4 August 2022

Do lockdowns and masks work for our patients?

COVID-19

In what’s believed to be the first study of its kind, a COVID-19 Global Rheumatology Alliance (GRA) data analysis has combined individual-level and regional-level data to identify links between environmental and societal factors and covid outcomes in rheumatic disease patients.

The authors said that in highlighting the importance of environmental and societal policy changes in mitigating risk for severe covid outcomes, the findings “provide powerful motivation” and lay the foundation for new research and initiatives to address global disparities.

It’s estimated that country-level covid fatality rates range from 0.5% to 20% in the general population, although the reasons for such discrepancies are not fully known.

Among rheumatic disease patients, individual risk factors for poor covid outcomes have been identified, with strategies to mitigate risk applied at patient level. However, while regional variations in individual risk factors for poor covid outcomes may account for some of the global disparities in this patient group, it’s a relatively small contribution.

The aim of the current research, published in the Lancet Rheumatology, was to explore the association between country-level variations in covid-related mortality in rheumatic disease patients and environmental and societal factors.

The study included over 14,000 rheumatic disease patients with a covid diagnosis from 23 countries across four continents entered in the GRA registry – mostly from Europe and North America. Most of the patients were female (73%) and the mean age was 54. The most common diagnoses were rheumatoid arthritis, SLE and psoriatic arthritis.

The primary endpoint was covid-related fatality, with a total of 865 deaths recorded (6.2%).

The analysis controlled for individual-level demographics, rheumatic disease diagnosis and activity, medications, comorbidities and follow-up time.

Some of the key factors independently associated with higher odds of covid-related death were low country socioeconomic status (using median age as a proxy); environmental exposures, in particular air pollution; high demands on or reduced capacity of health resources; few government-imposed containment measures, such as school closures, travel restrictions, mask wearing, testing policy and contact tracing; proportion of the population aged 65 and older; and population mobility, for which visits to workplaces, supermarkets and pharmacies were proxy.

Conversely, higher human development index, number of hospital beds and strictness of government response were associated with fewer deaths.

Strengths of the study include the large and widespread study population, while limitations include the potential of reporting bias.

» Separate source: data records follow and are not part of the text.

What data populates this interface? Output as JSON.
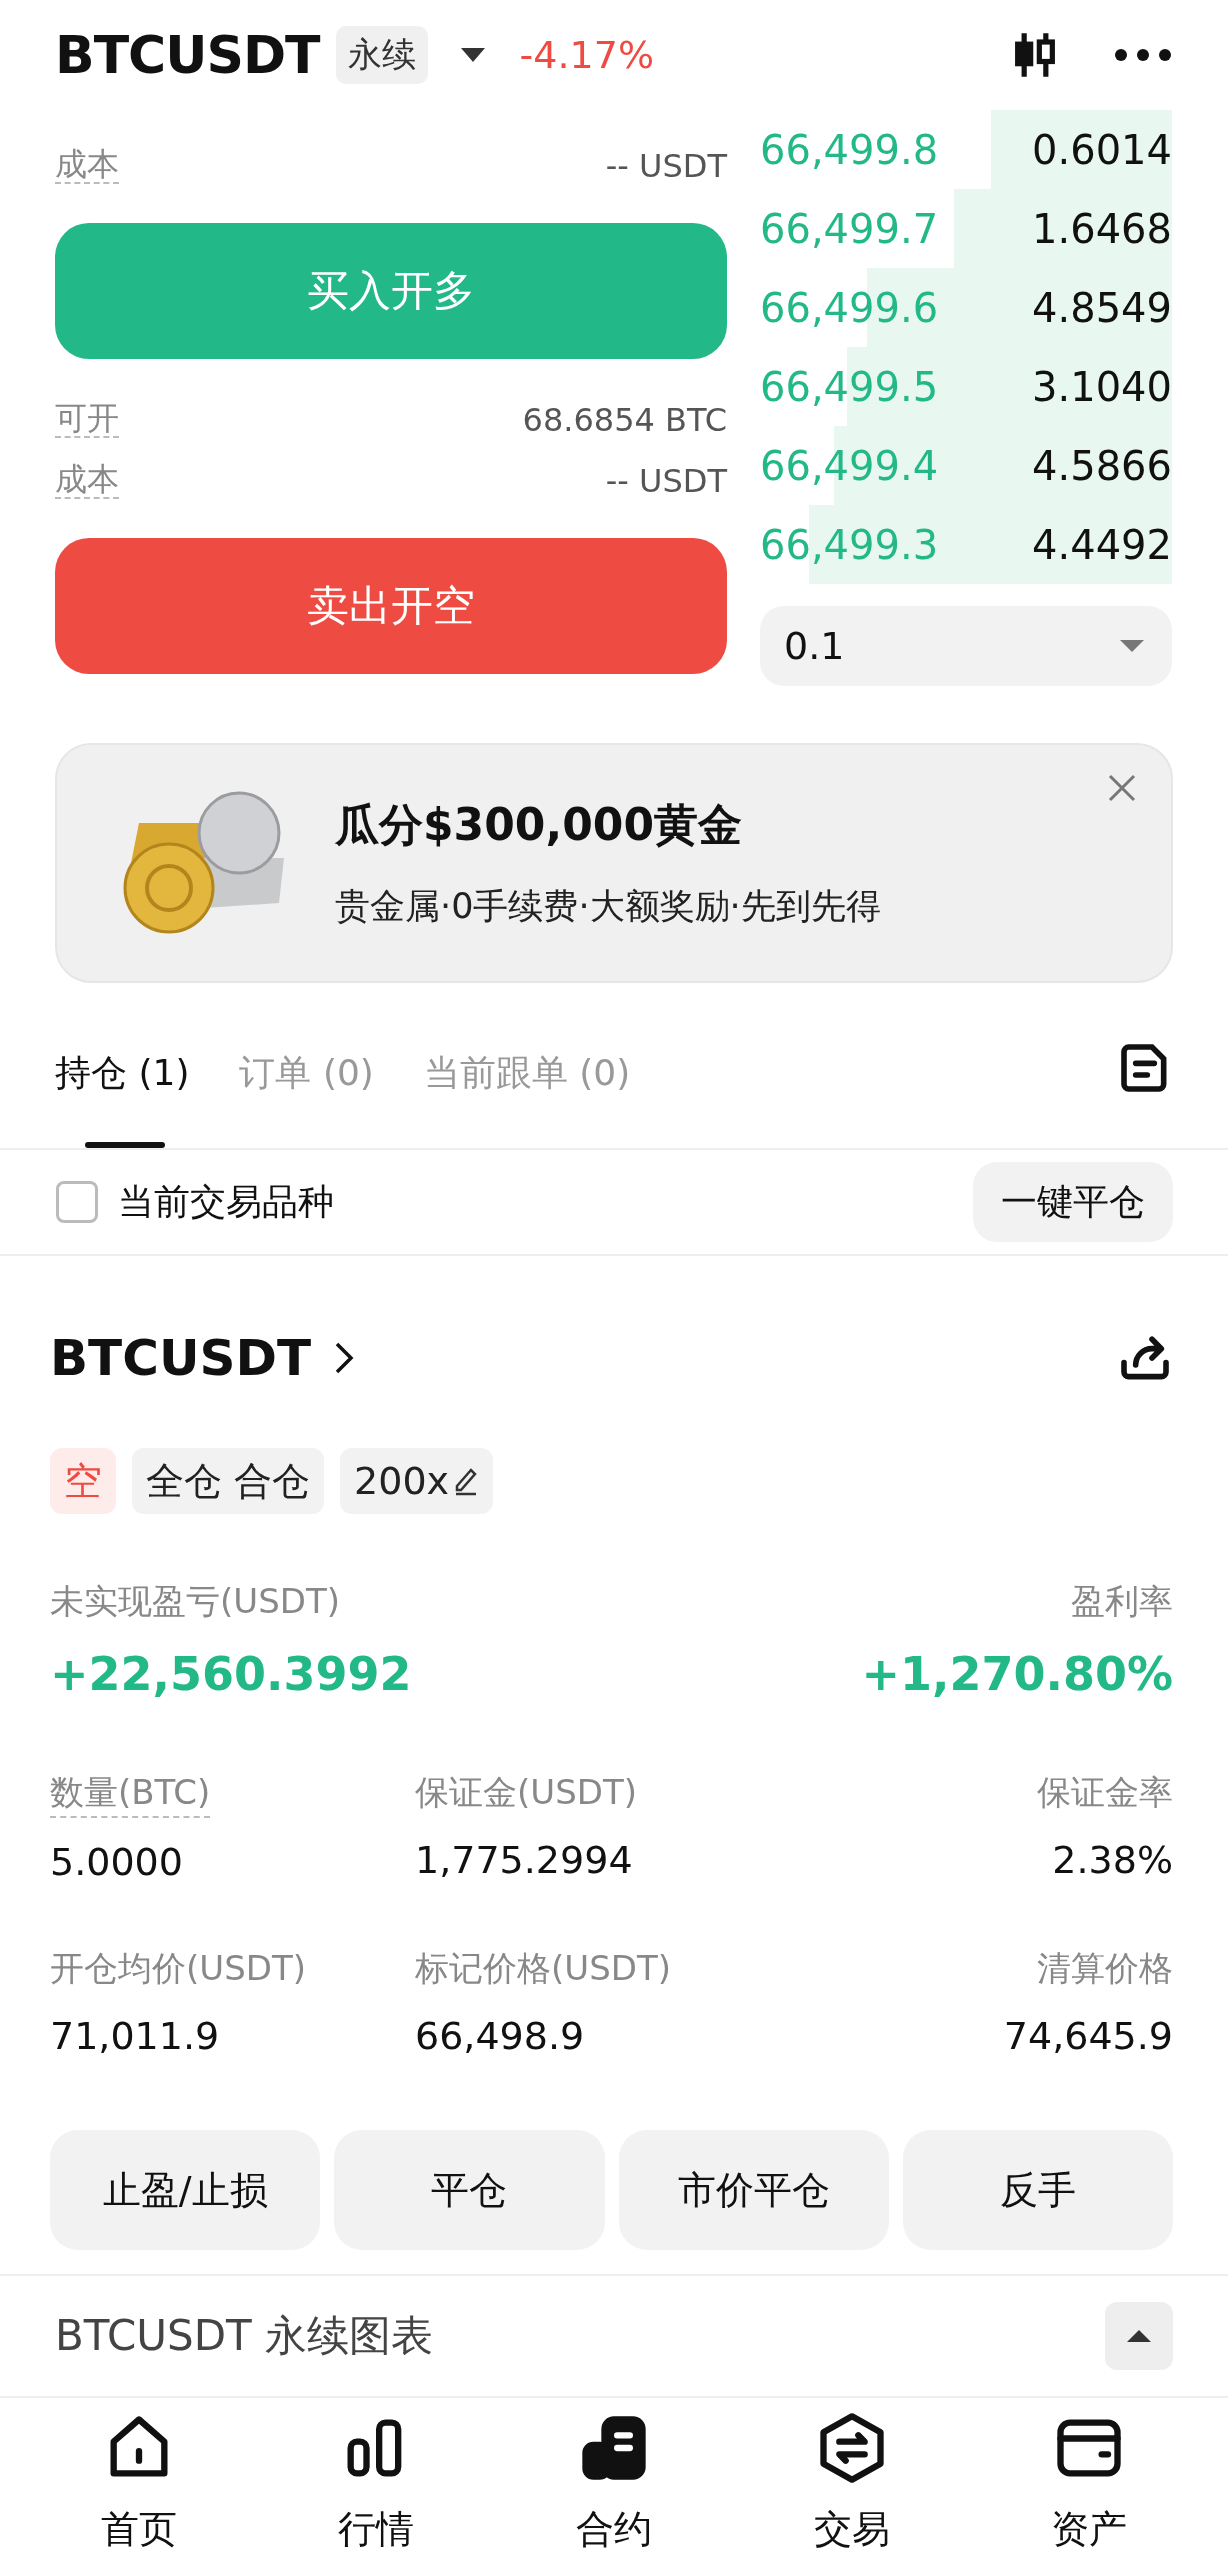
{
  "header": {
    "symbol": "BTCUSDT",
    "contract_type": "永续",
    "change": "-4.17%"
  },
  "open_long": {
    "rows": [
      {
        "label": "成本",
        "value": "-- USDT"
      }
    ],
    "button": "买入开多"
  },
  "open_short": {
    "rows": [
      {
        "label": "可开",
        "value": "68.6854 BTC"
      },
      {
        "label": "成本",
        "value": "-- USDT"
      }
    ],
    "button": "卖出开空"
  },
  "order_book": {
    "rows": [
      {
        "price": "66,499.8",
        "amount": "0.6014"
      },
      {
        "price": "66,499.7",
        "amount": "1.6468"
      },
      {
        "price": "66,499.6",
        "amount": "4.8549"
      },
      {
        "price": "66,499.5",
        "amount": "3.1040"
      },
      {
        "price": "66,499.4",
        "amount": "4.5866"
      },
      {
        "price": "66,499.3",
        "amount": "4.4492"
      }
    ],
    "precision": "0.1"
  },
  "promo": {
    "title": "瓜分$300,000黄金",
    "subtitle": "贵金属·0手续费·大额奖励·先到先得"
  },
  "tabs": [
    {
      "label": "持仓 (1)",
      "selected": true
    },
    {
      "label": "订单 (0)",
      "selected": false
    },
    {
      "label": "当前跟单 (0)",
      "selected": false
    }
  ],
  "filter": {
    "label": "当前交易品种",
    "checked": false,
    "close_all": "一键平仓"
  },
  "position": {
    "symbol": "BTCUSDT",
    "tags": [
      {
        "label": "空",
        "kind": "side"
      },
      {
        "label": "全仓 合仓",
        "kind": "mode"
      },
      {
        "label": "200x",
        "kind": "leverage"
      }
    ],
    "pnl_label": "未实现盈亏(USDT)",
    "pnl": "+22,560.3992",
    "roe_label": "盈利率",
    "roe": "+1,270.80%",
    "metrics": [
      {
        "label": "数量(BTC)",
        "value": "5.0000"
      },
      {
        "label": "保证金(USDT)",
        "value": "1,775.2994"
      },
      {
        "label": "保证金率",
        "value": "2.38%"
      },
      {
        "label": "开仓均价(USDT)",
        "value": "71,011.9"
      },
      {
        "label": "标记价格(USDT)",
        "value": "66,498.9"
      },
      {
        "label": "清算价格",
        "value": "74,645.9"
      }
    ],
    "actions": [
      "止盈/止损",
      "平仓",
      "市价平仓",
      "反手"
    ]
  },
  "chart_bar": {
    "title": "BTCUSDT 永续图表"
  },
  "nav": [
    {
      "label": "首页",
      "selected": false
    },
    {
      "label": "行情",
      "selected": false
    },
    {
      "label": "合约",
      "selected": true
    },
    {
      "label": "交易",
      "selected": false
    },
    {
      "label": "资产",
      "selected": false
    }
  ]
}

“Our findings consolidate the need for policy changes that ensure equitable access to COVID-19 testing, treatment, and effective vaccination or pre-exposure prophylaxis in patients at high risk; timely and effective government response on face coverings, closures, travel controls, and restrictions on public gatherings; policies on air pollution and clean energy production; and action to alleviate global poverty,” the authors wrote.

Lancet Rheumatol 2022, online 25 July